Woodside traders are well aware that they are on the back foot when it comes to securing Federal Government business and have been talking about it among themselves for some time.
It would be annoying to know that you’re missing out, but you have the Government waving an economic study your face and saying “look how well you’re doing”.
In the end the definition of benefit comes down to what is “local” and whether it matters if the money goes to businesses elsewhere in the Hills or Adelaide.
When the study by independent university researchers came out earlier this year it found the Inverbrackie facility had injected $38m into the Hills economy and most of the direct economic impact was attributed to the salaries paid to employees.
That’s a lot of money but staff come and go and you can’t always guarantee that a significant percentage will be Hills residents.
Given the Woodside supermarket is no longer supplying groceries to the facility, it would be interesting to know just how much of the millions spent at Inverbrackie each year is flowing to the immediate neighborhood.

Kris knows her craft

Award-winning Hills cheese maker Kris Lloyd had to learn her craft by trial and error over more than a decade.

Minister puts brakes on Woodside road repairs

Federal Immigration Minister Chris Bowen has refused to fund half of a proposed $500,000 upgrade of a road near the Inverbrackie detention facility and has effectively scuttled the project.

Broken promise

When the Federal Government informed the Hills community in 2010 that the old Inverbrackie army base housing estate was going to be converted into detention facility, there were plenty of angry voices at public meetings forecasting all kinds of negative impacts on the community.

Henry’s hard at work

Henry has become a well-known face in the Hills.
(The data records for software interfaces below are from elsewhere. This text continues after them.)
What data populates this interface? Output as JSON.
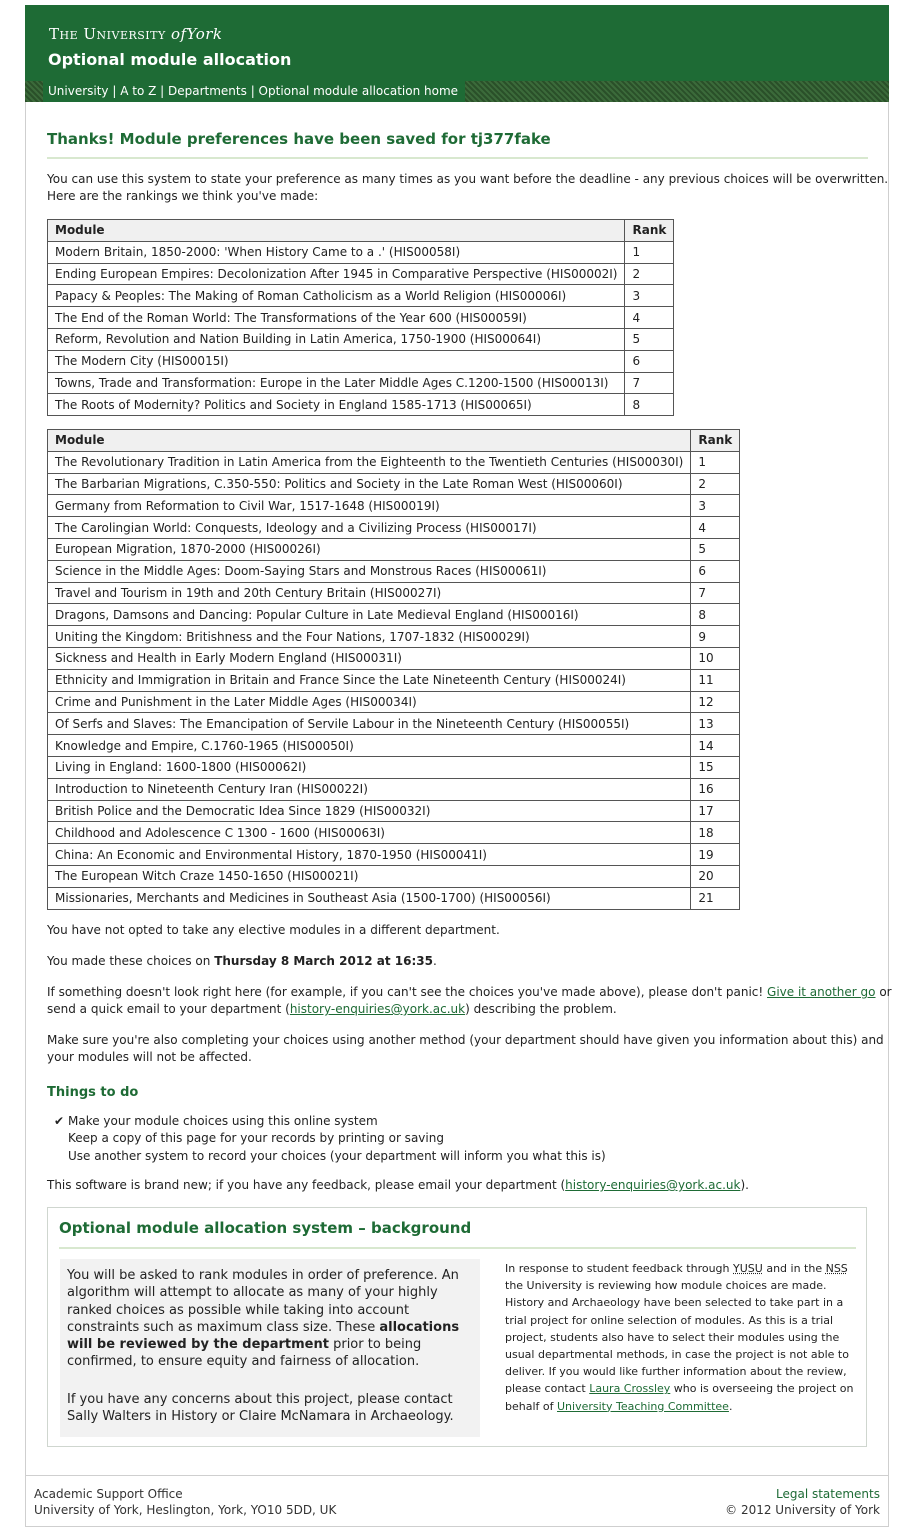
{
  "header": {
    "logo_pre": "The University",
    "logo_of": "of",
    "logo_post": "York",
    "site_title": "Optional module allocation"
  },
  "nav": {
    "university": "University",
    "atoz": "A to Z",
    "departments": "Departments",
    "home": "Optional module allocation home",
    "sep": " | "
  },
  "main": {
    "heading": "Thanks! Module preferences have been saved for tj377fake",
    "intro_line1": "You can use this system to state your preference as many times as you want before the deadline - any previous choices will be overwritten.",
    "intro_line2": "Here are the rankings we think you've made:",
    "table_headers": {
      "module": "Module",
      "rank": "Rank"
    },
    "table1": [
      {
        "module": "Modern Britain, 1850-2000: 'When History Came to a .' (HIS00058I)",
        "rank": "1"
      },
      {
        "module": "Ending European Empires: Decolonization After 1945 in Comparative Perspective (HIS00002I)",
        "rank": "2"
      },
      {
        "module": "Papacy & Peoples: The Making of Roman Catholicism as a World Religion (HIS00006I)",
        "rank": "3"
      },
      {
        "module": "The End of the Roman World: The Transformations of the Year 600 (HIS00059I)",
        "rank": "4"
      },
      {
        "module": "Reform, Revolution and Nation Building in Latin America, 1750-1900 (HIS00064I)",
        "rank": "5"
      },
      {
        "module": "The Modern City (HIS00015I)",
        "rank": "6"
      },
      {
        "module": "Towns, Trade and Transformation: Europe in the Later Middle Ages C.1200-1500 (HIS00013I)",
        "rank": "7"
      },
      {
        "module": "The Roots of Modernity? Politics and Society in England 1585-1713 (HIS00065I)",
        "rank": "8"
      }
    ],
    "table2": [
      {
        "module": "The Revolutionary Tradition in Latin America from the Eighteenth to the Twentieth Centuries (HIS00030I)",
        "rank": "1"
      },
      {
        "module": "The Barbarian Migrations, C.350-550: Politics and Society in the Late Roman West (HIS00060I)",
        "rank": "2"
      },
      {
        "module": "Germany from Reformation to Civil War, 1517-1648 (HIS00019I)",
        "rank": "3"
      },
      {
        "module": "The Carolingian World: Conquests, Ideology and a Civilizing Process (HIS00017I)",
        "rank": "4"
      },
      {
        "module": "European Migration, 1870-2000 (HIS00026I)",
        "rank": "5"
      },
      {
        "module": "Science in the Middle Ages: Doom-Saying Stars and Monstrous Races (HIS00061I)",
        "rank": "6"
      },
      {
        "module": "Travel and Tourism in 19th and 20th Century Britain (HIS00027I)",
        "rank": "7"
      },
      {
        "module": "Dragons, Damsons and Dancing: Popular Culture in Late Medieval England (HIS00016I)",
        "rank": "8"
      },
      {
        "module": "Uniting the Kingdom: Britishness and the Four Nations, 1707-1832 (HIS00029I)",
        "rank": "9"
      },
      {
        "module": "Sickness and Health in Early Modern England (HIS00031I)",
        "rank": "10"
      },
      {
        "module": "Ethnicity and Immigration in Britain and France Since the Late Nineteenth Century (HIS00024I)",
        "rank": "11"
      },
      {
        "module": "Crime and Punishment in the Later Middle Ages (HIS00034I)",
        "rank": "12"
      },
      {
        "module": "Of Serfs and Slaves: The Emancipation of Servile Labour in the Nineteenth Century (HIS00055I)",
        "rank": "13"
      },
      {
        "module": "Knowledge and Empire, C.1760-1965 (HIS00050I)",
        "rank": "14"
      },
      {
        "module": "Living in England: 1600-1800 (HIS00062I)",
        "rank": "15"
      },
      {
        "module": "Introduction to Nineteenth Century Iran (HIS00022I)",
        "rank": "16"
      },
      {
        "module": "British Police and the Democratic Idea Since 1829 (HIS00032I)",
        "rank": "17"
      },
      {
        "module": "Childhood and Adolescence C 1300 - 1600 (HIS00063I)",
        "rank": "18"
      },
      {
        "module": "China: An Economic and Environmental History, 1870-1950 (HIS00041I)",
        "rank": "19"
      },
      {
        "module": "The European Witch Craze 1450-1650 (HIS00021I)",
        "rank": "20"
      },
      {
        "module": "Missionaries, Merchants and Medicines in Southeast Asia (1500-1700) (HIS00056I)",
        "rank": "21"
      }
    ],
    "elective_note": "You have not opted to take any elective modules in a different department.",
    "choices_pre": "You made these choices on ",
    "choices_date": "Thursday 8 March 2012 at 16:35",
    "choices_post": ".",
    "help_pre": "If something doesn't look right here (for example, if you can't see the choices you've made above), please don't panic! ",
    "help_link": "Give it another go",
    "help_mid": " or",
    "help_line2_pre": "send a quick email to your department (",
    "help_email": "history-enquiries@york.ac.uk",
    "help_line2_post": ") describing the problem.",
    "other_line1": "Make sure you're also completing your choices using another method (your department should have given you information about this) and",
    "other_line2": "your modules will not be affected.",
    "things_heading": "Things to do",
    "todo": [
      {
        "check": "✔",
        "text": "Make your module choices using this online system"
      },
      {
        "check": "",
        "text": "Keep a copy of this page for your records by printing or saving"
      },
      {
        "check": "",
        "text": "Use another system to record your choices (your department will inform you what this is)"
      }
    ],
    "feedback_pre": "This software is brand new; if you have any feedback, please email your department (",
    "feedback_email": "history-enquiries@york.ac.uk",
    "feedback_post": ")."
  },
  "background": {
    "title": "Optional module allocation system – background",
    "para1_a": "You will be asked to rank modules in order of preference. An algorithm will attempt to allocate as many of your highly ranked choices as possible while taking into account constraints such as maximum class size. These ",
    "para1_bold": "allocations will be reviewed by the department",
    "para1_b": " prior to being confirmed, to ensure equity and fairness of allocation.",
    "para2": "If you have any concerns about this project, please contact Sally Walters in History or Claire McNamara in Archaeology.",
    "side_a": "In response to student feedback through ",
    "side_yusu": "YUSU",
    "side_b": " and in the ",
    "side_nss": "NSS",
    "side_c": " the University is reviewing how module choices are made. History and Archaeology have been selected to take part in a trial project for online selection of modules. As this is a trial project, students also have to select their modules using the usual departmental methods, in case the project is not able to deliver. If you would like further information about the review, please contact ",
    "side_contact": "Laura Crossley",
    "side_d": " who is overseeing the project on behalf of ",
    "side_committee": "University Teaching Committee",
    "side_e": "."
  },
  "footer": {
    "office": "Academic Support Office",
    "address": "University of York, Heslington, York, YO10 5DD, UK",
    "legal": "Legal statements",
    "copyright": "© 2012 University of York"
  },
  "colors": {
    "brand": "#1e6b35",
    "nav_bg": "#2f5a30"
  }
}
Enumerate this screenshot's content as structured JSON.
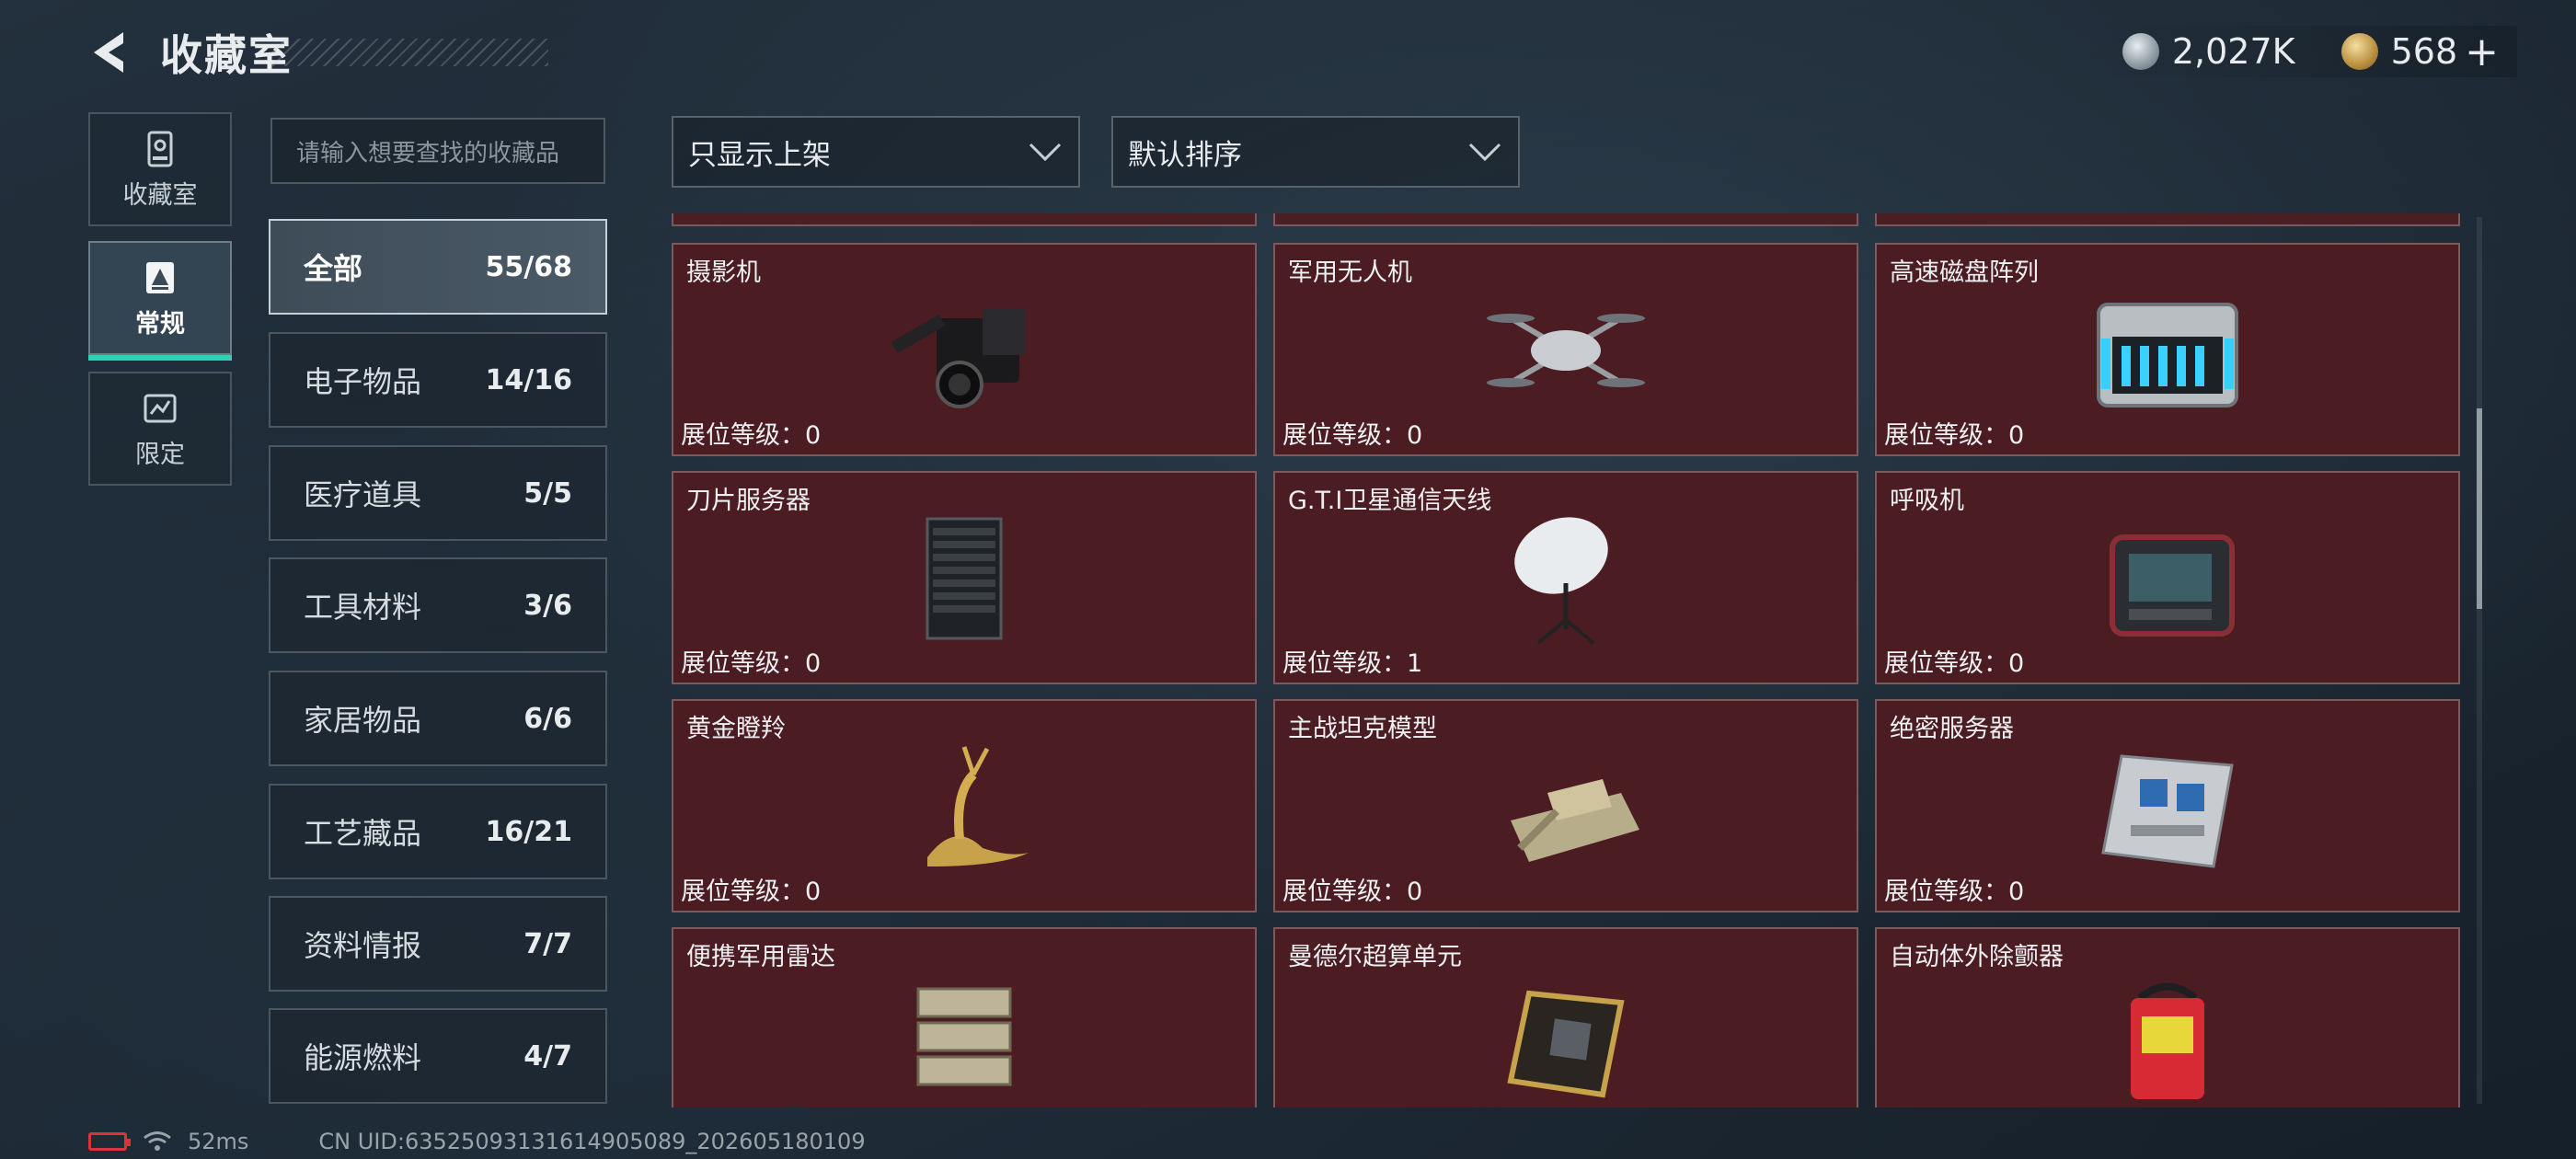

He’s often seen at the post office in Woodside, strolling down the main street of Lobethal or at the supermarkets in Mt Barker.